▶ _RAW DATA_
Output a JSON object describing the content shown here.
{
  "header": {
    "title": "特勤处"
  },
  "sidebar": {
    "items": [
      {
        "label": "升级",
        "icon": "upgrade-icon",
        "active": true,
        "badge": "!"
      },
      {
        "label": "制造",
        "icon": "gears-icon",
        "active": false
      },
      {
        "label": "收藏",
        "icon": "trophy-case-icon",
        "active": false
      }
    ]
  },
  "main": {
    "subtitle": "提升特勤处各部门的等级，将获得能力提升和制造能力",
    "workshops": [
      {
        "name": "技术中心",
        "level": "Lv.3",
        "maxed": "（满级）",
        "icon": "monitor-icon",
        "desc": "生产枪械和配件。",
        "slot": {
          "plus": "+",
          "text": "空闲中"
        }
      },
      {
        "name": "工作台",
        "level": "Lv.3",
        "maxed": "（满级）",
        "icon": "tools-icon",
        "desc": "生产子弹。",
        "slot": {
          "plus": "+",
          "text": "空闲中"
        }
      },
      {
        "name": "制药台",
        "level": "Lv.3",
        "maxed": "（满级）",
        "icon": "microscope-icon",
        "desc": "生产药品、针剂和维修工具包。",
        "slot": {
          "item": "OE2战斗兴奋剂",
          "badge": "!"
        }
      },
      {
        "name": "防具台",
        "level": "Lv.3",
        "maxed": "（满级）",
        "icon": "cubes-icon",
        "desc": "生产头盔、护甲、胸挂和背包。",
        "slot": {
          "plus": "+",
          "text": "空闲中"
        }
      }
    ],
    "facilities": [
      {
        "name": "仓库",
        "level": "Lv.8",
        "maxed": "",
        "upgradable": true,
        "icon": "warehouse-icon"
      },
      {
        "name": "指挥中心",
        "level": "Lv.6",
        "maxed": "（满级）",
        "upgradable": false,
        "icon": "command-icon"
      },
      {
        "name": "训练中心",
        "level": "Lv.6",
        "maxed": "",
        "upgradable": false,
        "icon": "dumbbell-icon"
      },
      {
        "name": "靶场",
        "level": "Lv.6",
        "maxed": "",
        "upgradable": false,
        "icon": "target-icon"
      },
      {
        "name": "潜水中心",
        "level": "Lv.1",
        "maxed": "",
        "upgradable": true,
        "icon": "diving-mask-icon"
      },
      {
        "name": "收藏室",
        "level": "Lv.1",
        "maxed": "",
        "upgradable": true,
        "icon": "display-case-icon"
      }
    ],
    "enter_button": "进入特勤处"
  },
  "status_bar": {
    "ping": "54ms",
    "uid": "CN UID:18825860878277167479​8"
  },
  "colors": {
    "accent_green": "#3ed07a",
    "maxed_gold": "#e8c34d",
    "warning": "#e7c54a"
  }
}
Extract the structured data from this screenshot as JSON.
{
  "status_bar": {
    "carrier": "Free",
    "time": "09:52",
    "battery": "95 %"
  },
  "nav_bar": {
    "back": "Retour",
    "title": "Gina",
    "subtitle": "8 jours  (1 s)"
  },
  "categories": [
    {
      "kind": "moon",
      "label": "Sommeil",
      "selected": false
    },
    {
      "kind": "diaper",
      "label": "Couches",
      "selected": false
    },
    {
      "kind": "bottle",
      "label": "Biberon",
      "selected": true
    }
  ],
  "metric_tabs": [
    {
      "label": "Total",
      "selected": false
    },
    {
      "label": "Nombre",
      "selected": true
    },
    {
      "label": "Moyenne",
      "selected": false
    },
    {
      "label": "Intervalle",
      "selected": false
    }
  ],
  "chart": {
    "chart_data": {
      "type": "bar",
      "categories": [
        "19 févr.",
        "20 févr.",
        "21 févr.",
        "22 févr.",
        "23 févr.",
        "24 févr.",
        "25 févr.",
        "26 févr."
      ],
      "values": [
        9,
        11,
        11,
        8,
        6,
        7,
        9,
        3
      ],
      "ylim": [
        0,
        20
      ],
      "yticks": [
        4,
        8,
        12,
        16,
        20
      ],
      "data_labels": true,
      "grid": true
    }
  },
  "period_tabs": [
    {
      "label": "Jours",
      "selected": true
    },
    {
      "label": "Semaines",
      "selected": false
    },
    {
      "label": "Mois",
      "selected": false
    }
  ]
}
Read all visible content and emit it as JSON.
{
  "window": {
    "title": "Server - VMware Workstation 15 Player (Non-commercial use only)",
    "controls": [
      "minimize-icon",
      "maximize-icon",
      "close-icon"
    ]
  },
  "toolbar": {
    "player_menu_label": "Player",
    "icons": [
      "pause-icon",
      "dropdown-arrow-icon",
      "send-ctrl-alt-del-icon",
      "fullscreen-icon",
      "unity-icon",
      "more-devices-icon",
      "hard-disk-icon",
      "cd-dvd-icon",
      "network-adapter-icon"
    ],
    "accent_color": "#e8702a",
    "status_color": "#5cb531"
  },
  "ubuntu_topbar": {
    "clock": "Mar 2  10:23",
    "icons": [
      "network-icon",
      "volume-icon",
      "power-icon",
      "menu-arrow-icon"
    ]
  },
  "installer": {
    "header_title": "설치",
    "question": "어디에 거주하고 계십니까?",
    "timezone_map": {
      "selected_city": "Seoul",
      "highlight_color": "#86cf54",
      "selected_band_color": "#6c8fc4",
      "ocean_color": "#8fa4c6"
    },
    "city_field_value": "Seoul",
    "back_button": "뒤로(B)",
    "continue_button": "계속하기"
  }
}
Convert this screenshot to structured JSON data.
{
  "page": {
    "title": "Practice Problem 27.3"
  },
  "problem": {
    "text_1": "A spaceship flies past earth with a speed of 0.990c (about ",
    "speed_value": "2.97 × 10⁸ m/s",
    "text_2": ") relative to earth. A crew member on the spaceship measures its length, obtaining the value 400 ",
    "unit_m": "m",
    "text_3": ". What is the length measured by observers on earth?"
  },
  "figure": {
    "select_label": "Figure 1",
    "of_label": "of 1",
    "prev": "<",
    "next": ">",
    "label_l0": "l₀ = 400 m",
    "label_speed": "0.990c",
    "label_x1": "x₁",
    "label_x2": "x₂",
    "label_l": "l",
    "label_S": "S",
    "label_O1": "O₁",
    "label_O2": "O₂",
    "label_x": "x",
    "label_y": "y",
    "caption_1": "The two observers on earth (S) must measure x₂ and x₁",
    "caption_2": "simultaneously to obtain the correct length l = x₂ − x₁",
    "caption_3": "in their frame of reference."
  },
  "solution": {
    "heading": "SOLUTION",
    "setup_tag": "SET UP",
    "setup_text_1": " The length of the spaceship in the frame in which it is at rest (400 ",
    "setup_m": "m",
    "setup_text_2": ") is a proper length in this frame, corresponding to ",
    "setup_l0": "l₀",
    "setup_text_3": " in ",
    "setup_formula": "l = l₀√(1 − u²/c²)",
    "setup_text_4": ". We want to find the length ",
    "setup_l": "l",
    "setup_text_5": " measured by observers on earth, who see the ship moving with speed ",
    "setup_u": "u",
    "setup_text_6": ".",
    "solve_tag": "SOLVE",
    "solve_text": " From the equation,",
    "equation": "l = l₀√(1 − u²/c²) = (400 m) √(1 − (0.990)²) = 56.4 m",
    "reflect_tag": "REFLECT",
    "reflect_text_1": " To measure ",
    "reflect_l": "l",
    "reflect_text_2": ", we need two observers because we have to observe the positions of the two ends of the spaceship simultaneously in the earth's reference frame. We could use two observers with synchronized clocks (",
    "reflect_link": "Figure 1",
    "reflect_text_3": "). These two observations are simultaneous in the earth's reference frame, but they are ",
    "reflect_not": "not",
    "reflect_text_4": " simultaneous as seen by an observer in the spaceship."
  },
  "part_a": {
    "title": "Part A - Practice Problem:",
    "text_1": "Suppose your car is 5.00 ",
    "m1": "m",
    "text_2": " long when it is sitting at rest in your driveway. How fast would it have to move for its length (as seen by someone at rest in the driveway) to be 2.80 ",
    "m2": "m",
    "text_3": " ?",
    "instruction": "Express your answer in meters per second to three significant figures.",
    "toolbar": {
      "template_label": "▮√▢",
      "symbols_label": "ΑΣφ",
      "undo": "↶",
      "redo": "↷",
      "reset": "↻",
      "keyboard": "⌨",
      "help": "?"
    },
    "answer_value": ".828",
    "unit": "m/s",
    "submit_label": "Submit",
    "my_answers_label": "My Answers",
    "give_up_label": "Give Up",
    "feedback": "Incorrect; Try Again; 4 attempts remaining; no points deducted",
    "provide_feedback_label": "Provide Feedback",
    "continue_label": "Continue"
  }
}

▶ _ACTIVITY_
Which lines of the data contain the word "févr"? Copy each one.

▶ _RESULT OF THE TASK_
        "19 févr.",
        "20 févr.",
        "21 févr.",
        "22 févr.",
        "23 févr.",
        "24 févr.",
        "25 févr.",
        "26 févr."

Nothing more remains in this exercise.